It’s the time of year when millions of Americans make their New Year’s resolutions to eat healthier, lose weight or start exercising. I dare you to be different and make a resolution to get more sleep in 2013.
A good night’s sleep seems simple, but it can positively affect your health in many ways, including:
- Eating healthier: People who are sleep deprived eat an average of 500 additional calories per day. Those extra calories add up to gaining an extra pound per week!
- Increased energy: Getting the sleep you need …Click here to continue reading
I am always amazed by the number of teens at Starbucks buying coffee or highly caffeinated drinks. As a nurse in the Sleep Center at Children’s Hospital of Wisconsin, it makes me think about how all this caffeine affects their sleep.
Caffeine is a stimulant that makes you feel alert and awake. If you consume too much or drink it too close to bedtime, caffeine can lead to difficulty sleeping and waking in the middle of the night.
In the past, teens typically consumed caffeine from soft drinks or candy, but not anymore. They are drinking coffee, caffeinated water and energy …Click here to continue reading
Children normally spend at least 30 percent of their time sleeping, but many do not get the quality sleep their growing bodies need. Sleep problems in children are common and often go under diagnosed. Common sleep problems in children include:
Did you know more than 75 percent of teenagers have a cellphone? If your teen is like many of the teens I see as a pediatric psychologist at Children’s Hospital of Wisconsin, it is a struggle to get them to put it down or turn it off.
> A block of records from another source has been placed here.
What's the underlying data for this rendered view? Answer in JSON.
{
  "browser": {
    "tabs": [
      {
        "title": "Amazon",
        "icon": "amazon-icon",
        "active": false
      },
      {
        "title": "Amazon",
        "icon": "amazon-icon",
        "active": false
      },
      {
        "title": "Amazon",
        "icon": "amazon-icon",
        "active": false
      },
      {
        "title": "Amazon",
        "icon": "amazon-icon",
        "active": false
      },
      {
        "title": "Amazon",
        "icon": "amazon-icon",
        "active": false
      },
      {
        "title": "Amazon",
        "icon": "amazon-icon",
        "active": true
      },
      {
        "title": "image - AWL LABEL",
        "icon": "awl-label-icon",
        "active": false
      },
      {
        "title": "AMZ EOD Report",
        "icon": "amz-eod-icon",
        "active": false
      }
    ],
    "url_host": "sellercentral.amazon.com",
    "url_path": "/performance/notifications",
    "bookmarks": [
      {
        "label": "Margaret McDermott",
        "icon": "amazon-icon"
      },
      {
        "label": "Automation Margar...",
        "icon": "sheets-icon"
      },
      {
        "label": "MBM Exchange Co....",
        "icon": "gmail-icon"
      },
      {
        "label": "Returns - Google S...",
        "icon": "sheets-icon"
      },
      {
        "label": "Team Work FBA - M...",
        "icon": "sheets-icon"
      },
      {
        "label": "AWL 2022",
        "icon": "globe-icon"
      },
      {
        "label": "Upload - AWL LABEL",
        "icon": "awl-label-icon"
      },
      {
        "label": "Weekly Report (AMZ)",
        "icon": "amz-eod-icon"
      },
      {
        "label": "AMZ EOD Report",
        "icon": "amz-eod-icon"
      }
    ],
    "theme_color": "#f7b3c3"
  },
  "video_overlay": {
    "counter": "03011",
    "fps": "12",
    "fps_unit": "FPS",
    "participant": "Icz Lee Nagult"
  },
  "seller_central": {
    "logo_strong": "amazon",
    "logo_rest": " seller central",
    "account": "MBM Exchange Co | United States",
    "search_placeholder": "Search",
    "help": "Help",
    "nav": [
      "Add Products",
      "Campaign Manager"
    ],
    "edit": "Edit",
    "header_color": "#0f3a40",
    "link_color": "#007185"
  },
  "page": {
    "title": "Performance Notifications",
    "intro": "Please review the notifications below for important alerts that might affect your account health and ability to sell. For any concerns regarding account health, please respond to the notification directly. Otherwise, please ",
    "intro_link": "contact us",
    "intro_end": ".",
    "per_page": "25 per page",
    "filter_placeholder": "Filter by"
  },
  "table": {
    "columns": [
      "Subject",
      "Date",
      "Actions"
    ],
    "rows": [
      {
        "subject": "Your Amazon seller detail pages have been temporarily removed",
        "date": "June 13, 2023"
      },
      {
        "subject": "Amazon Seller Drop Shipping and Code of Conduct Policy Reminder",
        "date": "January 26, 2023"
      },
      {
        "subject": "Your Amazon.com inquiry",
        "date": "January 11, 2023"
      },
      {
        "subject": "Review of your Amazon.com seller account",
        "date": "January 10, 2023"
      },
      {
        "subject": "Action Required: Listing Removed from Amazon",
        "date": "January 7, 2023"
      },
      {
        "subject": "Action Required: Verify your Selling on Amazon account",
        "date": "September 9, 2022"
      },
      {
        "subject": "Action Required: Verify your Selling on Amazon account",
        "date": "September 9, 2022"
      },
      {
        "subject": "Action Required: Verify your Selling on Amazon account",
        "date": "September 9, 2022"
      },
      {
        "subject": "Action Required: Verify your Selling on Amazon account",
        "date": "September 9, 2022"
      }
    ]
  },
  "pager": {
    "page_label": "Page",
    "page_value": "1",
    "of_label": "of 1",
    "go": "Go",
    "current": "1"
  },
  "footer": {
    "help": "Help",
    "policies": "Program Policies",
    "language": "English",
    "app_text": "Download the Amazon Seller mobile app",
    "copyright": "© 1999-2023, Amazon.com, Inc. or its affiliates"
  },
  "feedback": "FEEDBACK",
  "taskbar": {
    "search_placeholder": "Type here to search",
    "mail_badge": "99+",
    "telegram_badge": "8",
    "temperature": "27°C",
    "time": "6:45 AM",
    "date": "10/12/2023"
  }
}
Many teens have their phone constantly in their hands and answer it at any hour – even in the middle of the night. They also stay up late texting friends and fall asleep with their phones on …Click here to continue reading
For many children and teens, summer vacation means late-night fun and sleeping in the next morning. But as summer vacation draws to an end, it’s important to help your kids get back on track with a healthy back-to-school sleep schedule.
Children ages 6 – 12 require 10 – 11 hours of sleep while teenagers need at least nine hours of sleep. Chronic sleep depravation in children has been linked to poor school performance, weight gain and obesity, behavioral issues and developmental and mood …Click here to continue reading